Arrested January 25, 2017, she is found guilty of "propaganda against the state". The sentence and trial have aroused harsh criticism. The prayers of the Vietnamese Catholics and the appeal of Human Rights Watch for her release are unheard by the government.
Hanoi (AsiaNews) - The appeal trial of Maria Trần Thị Nga (photo), a well-known Catholic human rights activist, ended with a sentence of nine years in prison and five years of house arrest. On December 22nd, the Supreme Court of Hanoi opened the proceedings at the People's Court in the province of Hà Nam, after which the judges confirmed the sentence commuted in July at the first instance for the activist, arrested on January 25, 2017 and found guilty of "propaganda against the state". This is a provision that the Vietnamese authorities frequently use to silence bloggers and other dissident activists.
Nga is the mother of two children of three and five years and is famous for her defence of the rights of Vietnamese migrant workers and victims of land dispossession by the government, a recurrent measure in the country. Through the social networks, the activist has repeatedly denounced liberticide policies and corruption among the leaders of the Communist Party. In May 2014 she was seriously injured by a group of thugs armed with metal tubes, leaving her with a broken leg.

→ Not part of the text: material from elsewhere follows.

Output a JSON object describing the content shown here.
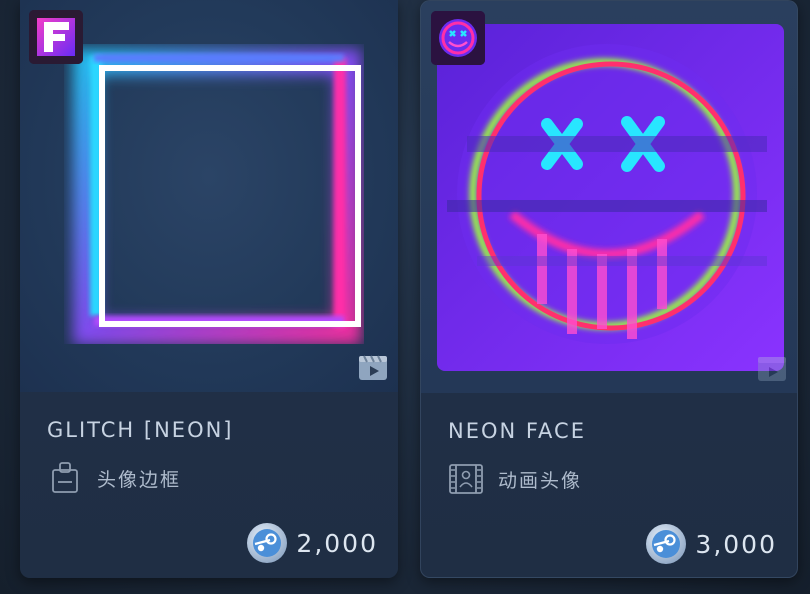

Maria Trần Thị Nga’s appeal took place in a climate of tension, since only her three lawyers were able to attend the hearing. Nga's husband and family members were detained by a massive police deployment outside the courtroom, where her supporters had gathered and were beaten while trying to record videos. At least nine people were arrested on the spot and taken to the Tran Hung Dao People's Committee office in the city of Phủ Lý, including Phan Van Phong, her husband.
The sentence and the conduct of the trial have aroused harsh criticism. "The evidence has not been collected in accordance with the legal process," says defense lawyer Ha Huy Son. "There is no legal evidence to support the charges against Ms. Tran Thi Nga. The court has listened to our defense, but has not taken into account any of the information we have provided. " The lawyer complains that the judging panel limited itself to sending written statements, without participating in the hearing. Even the defense's requests for the postponement of the hearing were rejected, in order to listen to the assessments delivered in person.
From Sunday 17 December, Catholics from the north and central Vietnam gathered in several churches and prayed for justice and peace, recalling the prisoner of conscience. Two days before the trial on December 22nd, the international organization Human Rights Watch (HRW) has asked the Vietnamese government to immediately release Maria Trần Thị Nga and to drop all charges against her.
Maria Trần Thị Nga is one of the many women still held today in Vietnamese prisons for demonstrating in defense of freedom, civil rights and the environment. Vietnam occupies one of the lowest rungs in the world for freedom of the press: according to the index published this year by the NGO Reporters Without Borders, it is ranked 175 out of 180 countries. In recent months, other bloggers and activists have been convicted: the Catholic Nguyen Ngoc Quynh, 37, known as Me Nam or "Mother Mushroom", will have to serve a 10-year prison sentence; while Peter Pham Minh Hoang, a French-Vietnamese blogger also a Catholic and already tried in 2011, was deprived of citizenship and expelled from the country.